| WHAT YOU SHOULD DO |
Go through the records and show each line where the word "title" occurs.

Component data from apps and pages
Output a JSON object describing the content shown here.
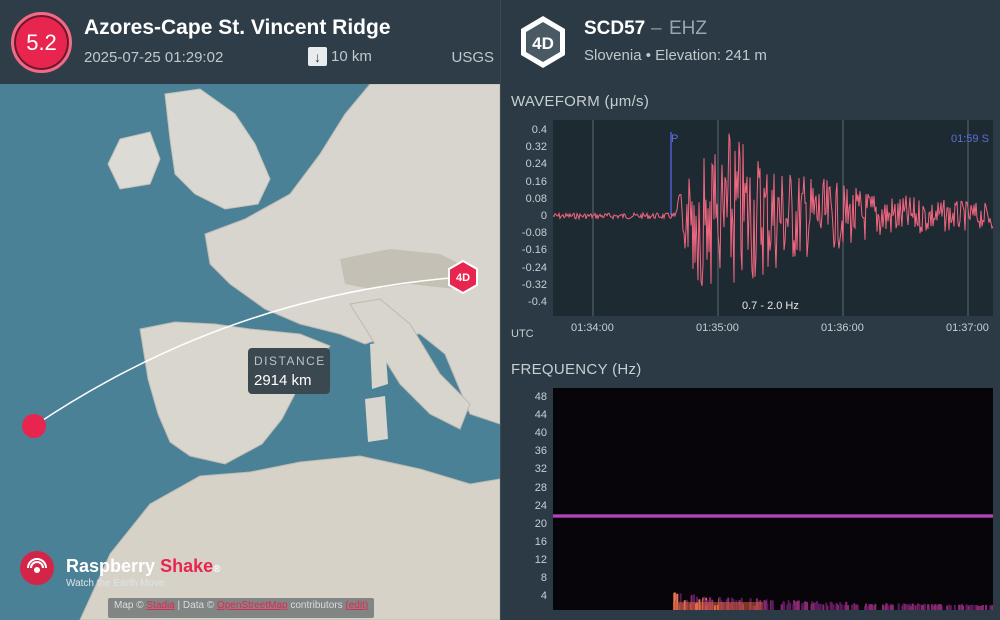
{
  "event": {
    "magnitude": "5.2",
    "title": "Azores-Cape St. Vincent Ridge",
    "datetime": "2025-07-25 01:29:02",
    "depth_icon": "arrow-down-icon",
    "depth": "10 km",
    "agency": "USGS"
  },
  "map": {
    "distance_label": "DISTANCE",
    "distance_value": "2914 km",
    "station_marker": "4D",
    "brand_name_1": "Raspberry",
    "brand_name_2": "Shake",
    "brand_mark": "®",
    "brand_tagline": "Watch the Earth Move",
    "attrib_prefix": "Map ©",
    "attrib_link1": "Stadia",
    "attrib_mid": "| Data ©",
    "attrib_link2": "OpenStreetMap",
    "attrib_suffix": "contributors",
    "attrib_link3": "(edit)"
  },
  "station": {
    "network_badge": "4D",
    "code": "SCD57",
    "dash": "–",
    "channel": "EHZ",
    "info": "Slovenia • Elevation: 241 m"
  },
  "waveform": {
    "title": "WAVEFORM",
    "unit": "(μm/s)",
    "yticks": [
      "0.4",
      "0.32",
      "0.24",
      "0.16",
      "0.08",
      "0",
      "-0.08",
      "-0.16",
      "-0.24",
      "-0.32",
      "-0.4"
    ],
    "xtick_axis": "UTC",
    "xticks": [
      "01:34:00",
      "01:35:00",
      "01:36:00",
      "01:37:00"
    ],
    "p_label": "P",
    "end_label": "01:59 S",
    "band": "0.7 - 2.0 Hz",
    "color": "#f26680"
  },
  "frequency": {
    "title": "FREQUENCY",
    "unit": "(Hz)",
    "yticks": [
      "48",
      "44",
      "40",
      "36",
      "32",
      "28",
      "24",
      "20",
      "16",
      "12",
      "8",
      "4"
    ]
  },
  "colors": {
    "accent": "#e8254f",
    "panel": "#2e3d47",
    "plot_bg": "#1d2a32"
  }
}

| RESULT OF THE EXERCISE |
    "title": "Azores-Cape St. Vincent Ridge",
    "title": "WAVEFORM",
    "title": "FREQUENCY",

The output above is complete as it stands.